Managing risks to the organization is a significant element of business management – in fact it is possible to express virtually everything about management in terms of managing risks and opportunities (upside risks). It's a very broadly-applicable and fundamental concept.
Given the importance and value of ‘information’ in any business, it’s hard to imagine any full-scope Risk Management function failing to be concerned about information risk and security, unless for some reason they are limited to specific categories or types of risk (e.g. financial, strategic, compliance, competitive etc.) and for some reason haven’t (yet!) made the connection with information risks in those areas … in which case exploring, explaining and elaborating on the information risk and security aspects in conjunction with the Risk Management function would seem to be a worthwhile activity early-on in the ISO27k implementation.
The same goes for various other corporate functions that are currently disengaged, unaware or reluctant to get involved in information risk and security. The usual excuse is that “it's an IT thing”, a myth perpetuated by crudely labeling it “IT risk”, “IT security” or “cybersecurity”. Of course there are risks to or involving IT but that’s just the tip of the iceberg of information risks, business risks, and risk in general. It's fine to focus-in but makes little sense to attempt to manage individual categories or types of risk (including information risk, by the way) in isolation from the rest. You could even say that failing to manage information risks within the broader business context is itself a business risk - or an opportunity for improvement!
At a deeper psychological level, lack of understanding and fear of the unknown may well be factors behind the reluctance of some business people to engage with the ISO27k implementation, the Information Security Management System and information risk management. Some of the issues we are dealing with are complex and scary even for us, let alone those without a background and professional interest in the field.
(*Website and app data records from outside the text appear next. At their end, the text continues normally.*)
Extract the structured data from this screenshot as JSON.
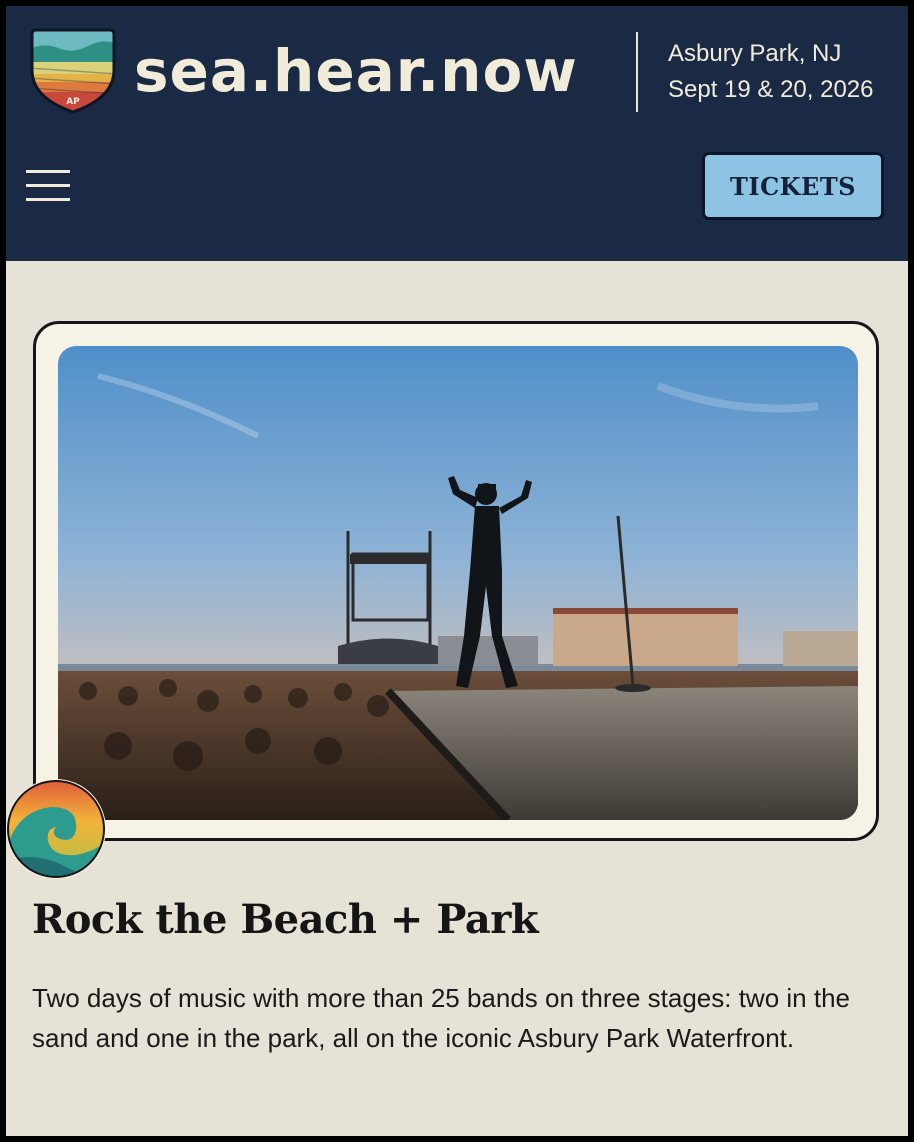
{
  "header": {
    "brand": "sea.hear.now",
    "badge_text": "AP",
    "location": "Asbury Park, NJ",
    "dates": "Sept 19 & 20, 2026",
    "menu_icon": "hamburger-menu-icon",
    "tickets_label": "TICKETS"
  },
  "hero": {
    "image": "performer-on-beach-stage-photo",
    "badge_icon": "wave-icon"
  },
  "content": {
    "title": "Rock the Beach + Park",
    "description": "Two days of music with more than 25 bands on three stages: two in the sand and one in the park, all on the iconic Asbury Park Waterfront."
  },
  "colors": {
    "header_bg": "#1b2a44",
    "page_bg": "#e6e3d6",
    "accent": "#8ec4e3",
    "text_light": "#f1ecda"
  }
}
Couple that with our profession's almost obsessive focus on harmful, downside risks and it's easy to see why business managers might be reluctant to engage. We're making it easy for them to drop it in the "bad news" bin, leaving it to someone else. Hopefully. Fingers crossed.
I recommend making security awareness an integral part of the ISO27k implementation project as well as the ISMS. Specifically, I'm suggesting explaining information risk and security patiently to managers and other business people using business language and concepts. I gave an example here yesterday in the piece about preparing an elevator pitch on cloud security: rather than blabbering on about virtual systems and network security, we're emphasizing the business implications of cloud-related risks and opportunities. "Cloud services can be cost-effective and reliable, provided the associated risks are treated appropriately." may be just a single sentence but it's one-tenth of the elevator pitch, a key point worth emphasizing.